I’m in Patmos with four grandchildren, two children, and a wife. I know, I know, it sounds very lower–middle-class and only Bournemouth and some sunbeds are missing, but who cares. Children have friends, and grandchildren even younger friends, so it’s not all gloom and doom.
The princely Schwarzenbergs are here — the mother is Greek — and so is half of Vienna, not to mention Florence, Venice and Rome. At dinner the other night up at the piazza, which holds about 40 tables, there was not a single Philip Green-type among the guests, and looking back I cannot remember having had a more pleasant dinner setting ever, other than perhaps once in Sienna long ago. Chora, the section of the island where the piazza is located, would match any town or village as far as beauty is concerned. IRTs (international rich trash) go to Mykonos, the South of France or even now the Hamptons. Upper-class sensitive souls go to Patmos. My son’s boy Taki is 15 and his daughter Maria, 13. My daughter’s boy Antonius is two and a half, her girl Theodora, a one-year-old.
Commanding and imperious, the Monastery of St John the Divine stands at the island’s highest point trumpeting the Greek Orthodox faith. The Greeks call Patmos the Jerusalem of the Aegean because within a cave John, the disciple of Christ, envisioned the Apocalypse while banished by the Roman emperor Domitian in AD 95. The Monastery was founded in 1088 and it continued to function as a Christian beacon throughout Venetian, Turkish and Italian invasions. I first came here on Bushido number one long ago. The place was empty and wonderful, the locals friendly and softer than on other islands.
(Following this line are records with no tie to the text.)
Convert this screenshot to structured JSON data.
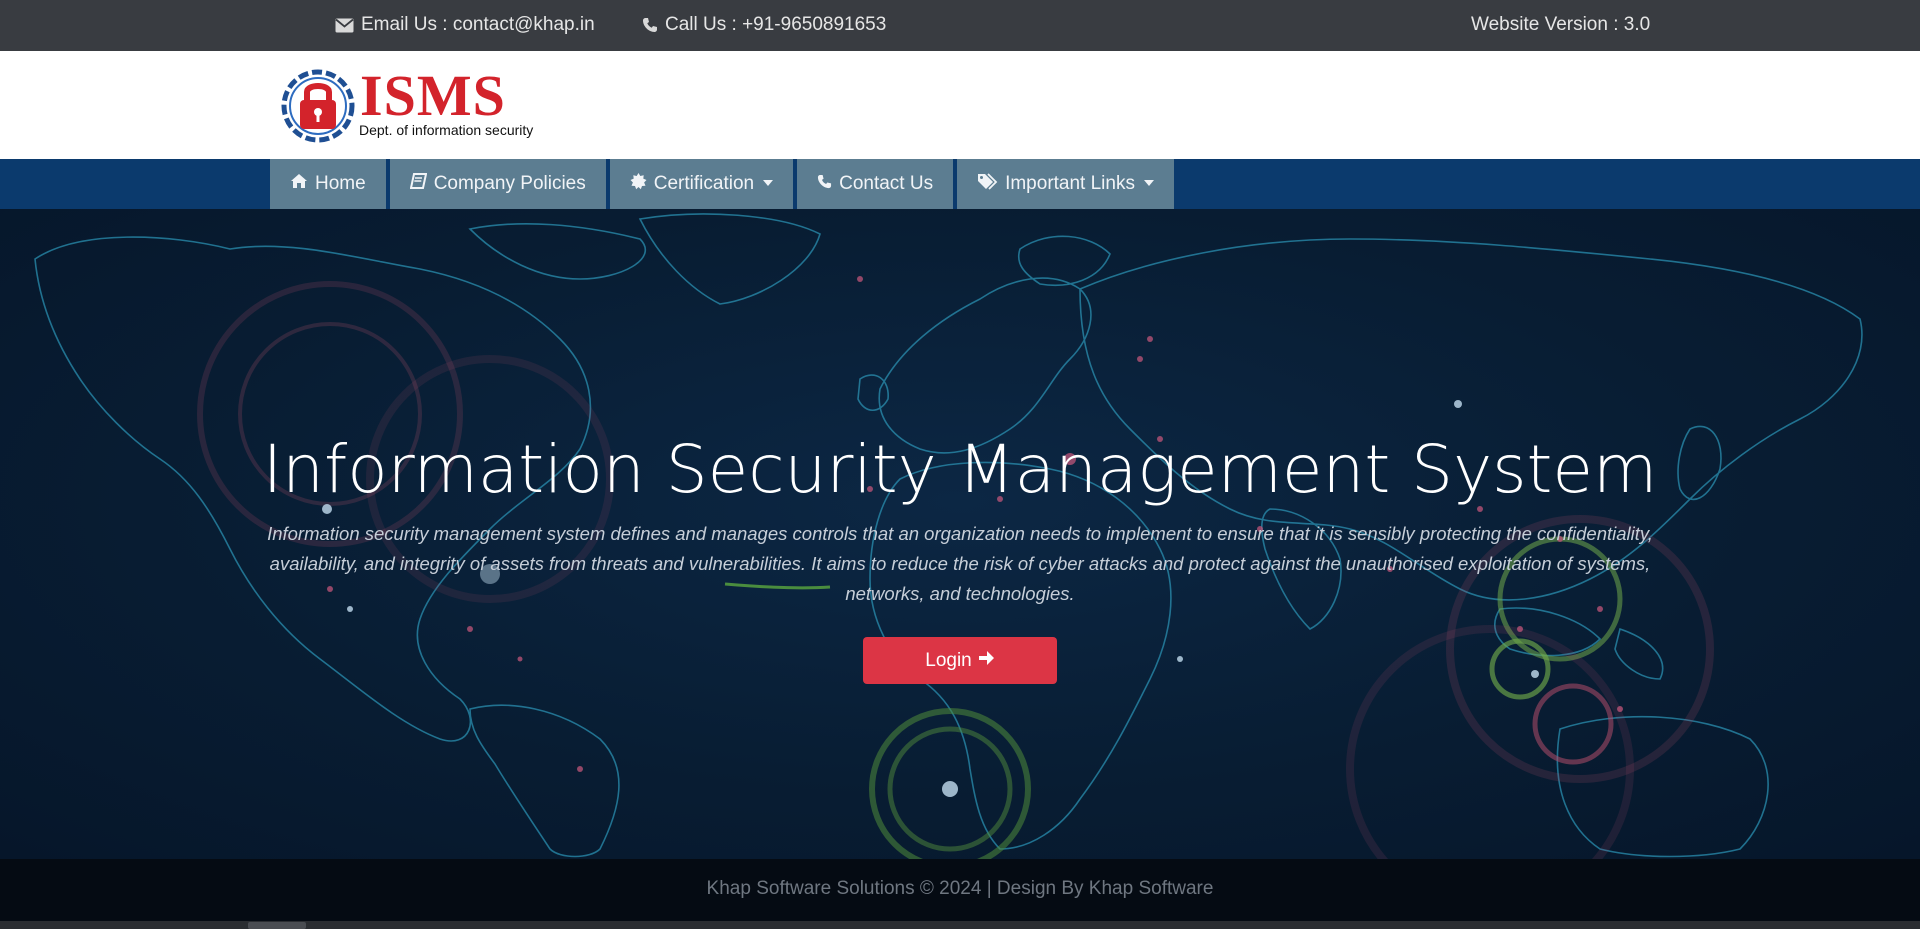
{
  "topbar": {
    "email": "Email Us : contact@khap.in",
    "phone": "Call Us : +91-9650891653",
    "version": "Website Version : 3.0"
  },
  "logo": {
    "title": "ISMS",
    "subtitle": "Dept. of information security"
  },
  "nav": {
    "items": [
      {
        "label": "Home",
        "icon": "home-icon"
      },
      {
        "label": "Company Policies",
        "icon": "book-icon"
      },
      {
        "label": "Certification",
        "icon": "certificate-icon",
        "dropdown": true
      },
      {
        "label": "Contact Us",
        "icon": "phone-icon"
      },
      {
        "label": "Important Links",
        "icon": "tags-icon",
        "dropdown": true
      }
    ]
  },
  "hero": {
    "title": "Information Security Management System",
    "description": "Information security management system defines and manages controls that an organization needs to implement to ensure that it is sensibly protecting the confidentiality, availability, and integrity of assets from threats and vulnerabilities. It aims to reduce the risk of cyber attacks and protect against the unauthorised exploitation of systems, networks, and technologies.",
    "login_label": "Login"
  },
  "footer": {
    "text": "Khap Software Solutions © 2024 | Design By Khap Software"
  },
  "colors": {
    "topbar": "#393c41",
    "navbar": "#0b3a6d",
    "nav_item": "#5c7d91",
    "accent_red": "#dc3545",
    "logo_red": "#d3232b"
  }
}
I had a Swedish girl on board, and on the first day she stripped off her top, as Swedes tended to do before the rest of the world’s females followed.